Clippers season-ticket prices stable

Whenever the next NBA season starts, it won't cost any more to see the Los Angeles Clippers' reigning Rookie of the Year, Blake Griffin.

For the fourth consecutive year, the Clippers declined to raise their season-ticket prices despite a 7.9 percent jump in attendance that can be largely correlated with Griffin's arrival and dominant rookie season.

The team declined comment. However, ESPNLosAngeles.com obtained ticket information that confirms the prices of Clippers' season-ticket packages remain unchanged.

The most expensive courtside seats ran $48,400 for a full 41-game home season. The cheapest full-season seats in the third level of Staples Center ran $396.

The Clippers averaged 17,742 fans in 2010-11, a 7.9 percent increase from the 16,343 they averaged in 2009-10.

According to Team Marketing Research's annual fan cost index report for the 2009-10 season, the Clippers' average ticket cost $51.47, well above the league average of $47.66 but well below the Los Angeles Lakers' $95.25 average ticket, highest in the NBA.

The average cost for a family of four to attend a Clippers game last year was $313.86, ninth-highest in the league.

In the brochure sent to season-ticket holders this spring, the team implied that it wanted to reward its loyal fans who had held onto their seats while the team lost 116 games combined the previous two seasons.

"The Clippers have been discovered," the first page of the Griffin-themed brochure reads. "The buzz about this young, talented team has spread like wildfire. Like all true Clippers fans, you just smile. As a season ticket holder you've experienced it all firsthand."

Griffin is featured in nine of the 13 photographs in the brochure. Other players featured include Eric Gordon, DeAndre Jordan, Al-Farouq Aminu and, strangely, Baron Davis, who was traded to Cleveland in late February.

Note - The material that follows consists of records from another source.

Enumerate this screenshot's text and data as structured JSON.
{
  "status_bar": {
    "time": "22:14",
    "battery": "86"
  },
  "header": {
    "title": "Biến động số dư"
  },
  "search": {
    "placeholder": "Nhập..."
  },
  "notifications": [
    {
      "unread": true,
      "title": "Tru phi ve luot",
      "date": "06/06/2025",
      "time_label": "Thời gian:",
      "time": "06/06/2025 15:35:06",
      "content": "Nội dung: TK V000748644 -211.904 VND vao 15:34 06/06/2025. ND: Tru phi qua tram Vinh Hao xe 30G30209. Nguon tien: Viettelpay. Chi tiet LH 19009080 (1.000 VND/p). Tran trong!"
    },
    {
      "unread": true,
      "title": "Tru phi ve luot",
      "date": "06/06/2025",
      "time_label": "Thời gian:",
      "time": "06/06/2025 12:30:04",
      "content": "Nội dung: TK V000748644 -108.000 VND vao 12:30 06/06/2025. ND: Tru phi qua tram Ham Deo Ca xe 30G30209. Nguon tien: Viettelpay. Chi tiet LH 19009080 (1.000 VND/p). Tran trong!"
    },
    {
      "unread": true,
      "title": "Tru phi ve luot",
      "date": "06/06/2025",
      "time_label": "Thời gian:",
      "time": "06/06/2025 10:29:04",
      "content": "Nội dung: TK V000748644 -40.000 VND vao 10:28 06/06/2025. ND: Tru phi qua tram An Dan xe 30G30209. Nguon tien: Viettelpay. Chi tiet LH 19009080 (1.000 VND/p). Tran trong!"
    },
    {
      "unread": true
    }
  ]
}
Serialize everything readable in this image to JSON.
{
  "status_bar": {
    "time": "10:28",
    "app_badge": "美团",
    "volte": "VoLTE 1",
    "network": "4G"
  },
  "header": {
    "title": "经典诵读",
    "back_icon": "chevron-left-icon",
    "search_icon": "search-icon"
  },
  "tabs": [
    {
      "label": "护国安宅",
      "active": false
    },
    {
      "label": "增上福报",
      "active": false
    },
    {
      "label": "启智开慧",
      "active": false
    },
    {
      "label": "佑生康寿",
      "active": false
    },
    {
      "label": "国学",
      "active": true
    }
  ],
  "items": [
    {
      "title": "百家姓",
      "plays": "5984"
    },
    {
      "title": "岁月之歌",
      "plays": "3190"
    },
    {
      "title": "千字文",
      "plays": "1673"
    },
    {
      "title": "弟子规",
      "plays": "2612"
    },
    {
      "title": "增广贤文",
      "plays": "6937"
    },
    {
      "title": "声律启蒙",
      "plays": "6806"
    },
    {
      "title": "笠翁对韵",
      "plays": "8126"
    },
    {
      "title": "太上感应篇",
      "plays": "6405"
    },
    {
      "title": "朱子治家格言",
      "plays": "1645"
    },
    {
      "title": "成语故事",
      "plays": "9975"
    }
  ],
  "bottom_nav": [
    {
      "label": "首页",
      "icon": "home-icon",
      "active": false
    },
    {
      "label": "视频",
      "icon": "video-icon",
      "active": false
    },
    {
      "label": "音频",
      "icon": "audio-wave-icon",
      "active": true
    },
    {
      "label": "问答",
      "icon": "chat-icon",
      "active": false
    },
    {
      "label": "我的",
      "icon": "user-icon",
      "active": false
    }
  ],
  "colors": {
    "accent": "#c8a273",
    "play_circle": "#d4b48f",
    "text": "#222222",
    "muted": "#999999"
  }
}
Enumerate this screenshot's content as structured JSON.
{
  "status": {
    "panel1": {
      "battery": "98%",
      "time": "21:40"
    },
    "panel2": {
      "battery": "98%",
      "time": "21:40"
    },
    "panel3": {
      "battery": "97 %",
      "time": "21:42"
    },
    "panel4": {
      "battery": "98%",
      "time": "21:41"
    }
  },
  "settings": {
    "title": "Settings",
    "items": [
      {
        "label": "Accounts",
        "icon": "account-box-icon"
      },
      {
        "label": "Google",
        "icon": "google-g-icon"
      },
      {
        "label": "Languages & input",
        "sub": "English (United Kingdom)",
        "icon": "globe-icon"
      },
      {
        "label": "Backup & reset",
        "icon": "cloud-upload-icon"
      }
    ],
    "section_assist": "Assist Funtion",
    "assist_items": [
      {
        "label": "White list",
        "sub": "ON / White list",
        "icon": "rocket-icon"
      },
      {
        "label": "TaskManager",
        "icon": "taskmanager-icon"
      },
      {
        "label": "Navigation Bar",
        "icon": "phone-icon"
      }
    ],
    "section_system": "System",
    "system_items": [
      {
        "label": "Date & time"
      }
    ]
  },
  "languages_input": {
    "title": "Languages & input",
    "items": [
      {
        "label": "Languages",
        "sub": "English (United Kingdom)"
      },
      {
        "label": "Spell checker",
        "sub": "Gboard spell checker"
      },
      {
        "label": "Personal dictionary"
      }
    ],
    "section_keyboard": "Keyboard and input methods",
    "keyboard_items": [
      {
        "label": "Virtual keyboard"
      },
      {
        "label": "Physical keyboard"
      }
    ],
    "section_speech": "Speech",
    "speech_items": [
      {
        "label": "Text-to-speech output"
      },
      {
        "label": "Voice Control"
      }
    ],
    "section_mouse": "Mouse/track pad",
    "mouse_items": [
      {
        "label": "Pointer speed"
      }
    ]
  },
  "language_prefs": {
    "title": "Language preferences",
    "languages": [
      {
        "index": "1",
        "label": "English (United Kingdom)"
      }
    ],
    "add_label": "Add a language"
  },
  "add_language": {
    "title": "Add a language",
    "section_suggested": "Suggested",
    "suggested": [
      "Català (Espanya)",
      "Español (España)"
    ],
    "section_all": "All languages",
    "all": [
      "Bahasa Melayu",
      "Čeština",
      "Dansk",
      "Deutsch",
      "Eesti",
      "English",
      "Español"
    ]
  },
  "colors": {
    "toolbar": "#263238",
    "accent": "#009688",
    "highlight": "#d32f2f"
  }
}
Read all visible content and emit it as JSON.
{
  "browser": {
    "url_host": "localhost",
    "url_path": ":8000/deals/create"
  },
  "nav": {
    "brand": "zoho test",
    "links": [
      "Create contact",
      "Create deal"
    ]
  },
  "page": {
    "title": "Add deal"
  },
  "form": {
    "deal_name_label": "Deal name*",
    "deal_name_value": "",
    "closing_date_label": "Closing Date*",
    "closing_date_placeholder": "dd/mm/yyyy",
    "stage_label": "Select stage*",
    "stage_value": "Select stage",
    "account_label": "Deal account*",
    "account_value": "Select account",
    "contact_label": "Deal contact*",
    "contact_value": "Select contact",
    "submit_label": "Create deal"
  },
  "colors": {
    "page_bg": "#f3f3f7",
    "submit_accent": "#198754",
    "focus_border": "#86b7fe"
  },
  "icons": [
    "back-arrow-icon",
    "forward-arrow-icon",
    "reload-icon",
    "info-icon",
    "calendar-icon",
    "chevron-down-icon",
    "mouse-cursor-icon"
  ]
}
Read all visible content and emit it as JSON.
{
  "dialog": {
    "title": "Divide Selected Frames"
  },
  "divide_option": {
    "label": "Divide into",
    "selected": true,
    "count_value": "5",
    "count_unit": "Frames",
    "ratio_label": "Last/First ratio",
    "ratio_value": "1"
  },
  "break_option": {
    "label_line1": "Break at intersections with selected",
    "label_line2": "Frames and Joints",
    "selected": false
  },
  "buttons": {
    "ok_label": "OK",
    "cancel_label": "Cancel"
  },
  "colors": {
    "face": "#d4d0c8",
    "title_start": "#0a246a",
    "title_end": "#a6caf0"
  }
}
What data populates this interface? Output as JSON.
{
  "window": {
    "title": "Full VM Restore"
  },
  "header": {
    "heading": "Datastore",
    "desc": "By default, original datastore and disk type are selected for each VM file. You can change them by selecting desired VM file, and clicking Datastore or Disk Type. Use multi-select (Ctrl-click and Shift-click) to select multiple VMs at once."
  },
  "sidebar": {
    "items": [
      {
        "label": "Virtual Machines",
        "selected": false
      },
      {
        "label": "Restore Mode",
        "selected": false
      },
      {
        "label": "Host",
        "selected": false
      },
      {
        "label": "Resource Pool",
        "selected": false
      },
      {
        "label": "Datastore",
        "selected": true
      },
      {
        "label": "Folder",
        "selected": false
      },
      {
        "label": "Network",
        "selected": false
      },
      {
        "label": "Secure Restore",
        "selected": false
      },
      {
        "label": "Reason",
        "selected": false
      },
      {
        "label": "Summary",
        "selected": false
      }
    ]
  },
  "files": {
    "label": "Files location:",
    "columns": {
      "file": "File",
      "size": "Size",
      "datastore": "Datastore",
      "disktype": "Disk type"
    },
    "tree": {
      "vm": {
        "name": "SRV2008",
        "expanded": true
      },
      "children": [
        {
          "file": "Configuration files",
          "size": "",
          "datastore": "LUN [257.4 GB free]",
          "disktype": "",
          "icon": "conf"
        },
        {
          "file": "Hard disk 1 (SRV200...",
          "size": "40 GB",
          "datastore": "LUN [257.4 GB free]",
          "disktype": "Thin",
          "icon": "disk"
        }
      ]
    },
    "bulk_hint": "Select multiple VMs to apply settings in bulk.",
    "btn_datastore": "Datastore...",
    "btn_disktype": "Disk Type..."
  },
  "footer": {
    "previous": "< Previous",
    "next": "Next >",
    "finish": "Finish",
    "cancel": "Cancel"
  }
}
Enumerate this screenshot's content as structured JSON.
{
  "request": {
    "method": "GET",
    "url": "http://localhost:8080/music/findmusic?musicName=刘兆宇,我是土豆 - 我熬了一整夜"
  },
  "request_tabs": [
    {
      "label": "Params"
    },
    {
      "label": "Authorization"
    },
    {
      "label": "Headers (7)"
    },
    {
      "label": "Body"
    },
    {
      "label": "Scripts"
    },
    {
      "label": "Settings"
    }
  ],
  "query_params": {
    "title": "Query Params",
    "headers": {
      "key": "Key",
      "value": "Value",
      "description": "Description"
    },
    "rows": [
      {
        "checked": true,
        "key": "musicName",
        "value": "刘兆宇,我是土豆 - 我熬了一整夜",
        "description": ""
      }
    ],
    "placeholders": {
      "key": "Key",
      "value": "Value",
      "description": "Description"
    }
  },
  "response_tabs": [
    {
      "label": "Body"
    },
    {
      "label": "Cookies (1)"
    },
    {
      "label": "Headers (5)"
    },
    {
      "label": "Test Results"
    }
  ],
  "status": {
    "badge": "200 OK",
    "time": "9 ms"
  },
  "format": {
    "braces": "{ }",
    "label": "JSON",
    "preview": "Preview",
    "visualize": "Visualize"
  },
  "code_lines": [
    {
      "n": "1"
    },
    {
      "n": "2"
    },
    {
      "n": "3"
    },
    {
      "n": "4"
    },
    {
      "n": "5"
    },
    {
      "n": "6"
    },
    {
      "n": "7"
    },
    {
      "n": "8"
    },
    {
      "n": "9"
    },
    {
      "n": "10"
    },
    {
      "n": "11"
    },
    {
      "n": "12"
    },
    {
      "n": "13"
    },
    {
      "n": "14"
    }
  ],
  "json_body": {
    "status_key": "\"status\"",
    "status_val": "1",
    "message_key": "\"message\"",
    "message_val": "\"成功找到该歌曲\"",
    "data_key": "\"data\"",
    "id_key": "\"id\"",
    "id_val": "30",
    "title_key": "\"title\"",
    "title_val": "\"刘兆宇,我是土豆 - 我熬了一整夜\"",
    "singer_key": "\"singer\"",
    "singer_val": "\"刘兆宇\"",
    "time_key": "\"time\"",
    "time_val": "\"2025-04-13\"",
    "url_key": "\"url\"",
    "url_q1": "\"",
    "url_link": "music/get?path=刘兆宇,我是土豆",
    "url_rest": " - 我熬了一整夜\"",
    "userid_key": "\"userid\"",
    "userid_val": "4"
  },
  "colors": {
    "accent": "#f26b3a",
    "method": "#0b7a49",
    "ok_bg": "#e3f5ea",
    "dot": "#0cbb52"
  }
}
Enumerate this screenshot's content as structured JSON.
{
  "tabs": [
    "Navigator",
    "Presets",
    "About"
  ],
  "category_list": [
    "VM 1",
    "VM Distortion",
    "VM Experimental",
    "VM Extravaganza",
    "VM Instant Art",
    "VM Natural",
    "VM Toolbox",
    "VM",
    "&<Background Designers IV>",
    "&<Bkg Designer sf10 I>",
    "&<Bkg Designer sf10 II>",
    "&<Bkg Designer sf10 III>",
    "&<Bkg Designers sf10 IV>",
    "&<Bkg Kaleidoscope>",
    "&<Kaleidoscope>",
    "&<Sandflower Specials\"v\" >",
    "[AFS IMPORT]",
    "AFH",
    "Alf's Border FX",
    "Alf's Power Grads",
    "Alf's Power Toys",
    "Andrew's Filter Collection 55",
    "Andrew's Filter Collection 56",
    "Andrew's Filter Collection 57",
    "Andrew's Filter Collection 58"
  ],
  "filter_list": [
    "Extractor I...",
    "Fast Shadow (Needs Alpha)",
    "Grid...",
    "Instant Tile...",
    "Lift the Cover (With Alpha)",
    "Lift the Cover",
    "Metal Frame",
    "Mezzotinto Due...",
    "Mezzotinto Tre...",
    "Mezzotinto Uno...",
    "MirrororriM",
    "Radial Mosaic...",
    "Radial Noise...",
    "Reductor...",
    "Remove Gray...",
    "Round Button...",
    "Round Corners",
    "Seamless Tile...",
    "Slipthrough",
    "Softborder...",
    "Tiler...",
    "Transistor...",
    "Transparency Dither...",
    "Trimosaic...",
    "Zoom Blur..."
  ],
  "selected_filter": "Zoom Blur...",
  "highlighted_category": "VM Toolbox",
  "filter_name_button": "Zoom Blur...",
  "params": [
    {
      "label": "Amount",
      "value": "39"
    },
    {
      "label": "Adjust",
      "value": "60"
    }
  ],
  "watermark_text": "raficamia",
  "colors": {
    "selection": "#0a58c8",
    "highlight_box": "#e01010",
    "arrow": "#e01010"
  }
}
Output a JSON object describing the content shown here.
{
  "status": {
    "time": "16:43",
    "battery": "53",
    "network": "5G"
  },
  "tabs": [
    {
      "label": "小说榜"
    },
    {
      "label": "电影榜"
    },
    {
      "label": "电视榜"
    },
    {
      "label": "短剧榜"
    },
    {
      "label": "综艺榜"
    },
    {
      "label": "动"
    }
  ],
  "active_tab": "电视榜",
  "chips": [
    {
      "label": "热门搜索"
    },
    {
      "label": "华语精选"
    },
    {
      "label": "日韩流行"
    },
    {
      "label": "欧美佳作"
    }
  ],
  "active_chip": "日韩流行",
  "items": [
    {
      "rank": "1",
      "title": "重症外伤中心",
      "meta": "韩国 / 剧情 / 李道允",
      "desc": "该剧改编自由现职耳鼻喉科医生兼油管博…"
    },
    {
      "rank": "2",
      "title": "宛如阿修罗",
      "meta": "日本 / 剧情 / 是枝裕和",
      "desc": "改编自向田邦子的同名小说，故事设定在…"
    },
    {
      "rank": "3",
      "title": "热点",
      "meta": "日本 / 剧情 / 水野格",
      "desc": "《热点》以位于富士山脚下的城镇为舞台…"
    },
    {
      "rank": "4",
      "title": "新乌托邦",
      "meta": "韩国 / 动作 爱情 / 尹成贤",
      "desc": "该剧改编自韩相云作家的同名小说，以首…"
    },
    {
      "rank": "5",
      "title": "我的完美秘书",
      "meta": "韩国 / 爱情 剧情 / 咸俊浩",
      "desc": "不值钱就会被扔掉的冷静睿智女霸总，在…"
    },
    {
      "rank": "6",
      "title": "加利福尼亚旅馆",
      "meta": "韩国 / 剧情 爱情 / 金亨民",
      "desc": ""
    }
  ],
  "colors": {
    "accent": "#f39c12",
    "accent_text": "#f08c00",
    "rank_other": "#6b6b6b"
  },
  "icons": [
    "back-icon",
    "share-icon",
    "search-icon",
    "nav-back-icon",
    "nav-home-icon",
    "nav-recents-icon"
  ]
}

A team spokesman attributed that to a "quirk of timing," because most of the season-ticket materials were shipped Feb. 14, 10 days before Davis was traded.

Ramona Shelburne is a reporter and columnist for ESPNLosAngeles.com.